◆ **What you will do**:
Your response should contain each line of the data that includes "label".

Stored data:
___

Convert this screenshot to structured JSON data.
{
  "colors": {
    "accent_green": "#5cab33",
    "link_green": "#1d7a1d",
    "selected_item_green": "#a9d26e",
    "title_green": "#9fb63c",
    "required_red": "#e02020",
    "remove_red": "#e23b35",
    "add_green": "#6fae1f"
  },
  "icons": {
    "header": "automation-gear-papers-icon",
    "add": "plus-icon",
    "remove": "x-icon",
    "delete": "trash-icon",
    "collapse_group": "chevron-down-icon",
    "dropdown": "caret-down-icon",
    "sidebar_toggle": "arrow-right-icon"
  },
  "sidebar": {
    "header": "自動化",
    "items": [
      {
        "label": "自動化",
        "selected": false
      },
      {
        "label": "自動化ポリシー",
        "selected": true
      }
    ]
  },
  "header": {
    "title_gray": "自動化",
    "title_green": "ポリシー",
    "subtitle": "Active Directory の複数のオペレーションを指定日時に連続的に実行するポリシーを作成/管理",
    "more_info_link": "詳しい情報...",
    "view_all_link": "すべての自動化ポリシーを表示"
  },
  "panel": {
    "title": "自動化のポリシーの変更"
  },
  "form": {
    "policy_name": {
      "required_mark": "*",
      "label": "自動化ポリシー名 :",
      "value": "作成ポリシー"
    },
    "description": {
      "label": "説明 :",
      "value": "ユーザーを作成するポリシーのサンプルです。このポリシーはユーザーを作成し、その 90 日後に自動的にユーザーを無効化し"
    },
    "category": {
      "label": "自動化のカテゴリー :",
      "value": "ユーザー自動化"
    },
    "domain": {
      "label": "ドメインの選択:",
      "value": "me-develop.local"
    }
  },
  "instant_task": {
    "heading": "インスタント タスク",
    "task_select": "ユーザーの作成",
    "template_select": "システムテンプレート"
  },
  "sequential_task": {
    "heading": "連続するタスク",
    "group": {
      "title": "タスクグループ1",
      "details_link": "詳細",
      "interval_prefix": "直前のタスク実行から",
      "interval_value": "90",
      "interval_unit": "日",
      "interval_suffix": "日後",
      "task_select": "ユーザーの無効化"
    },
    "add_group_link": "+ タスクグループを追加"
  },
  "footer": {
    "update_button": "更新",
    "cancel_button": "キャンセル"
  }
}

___

◆ **Result**:
        "label": "自動化",
        "label": "自動化ポリシー",
      "label": "自動化ポリシー名 :",
      "label": "説明 :",
      "label": "自動化のカテゴリー :",
      "label": "ドメインの選択:",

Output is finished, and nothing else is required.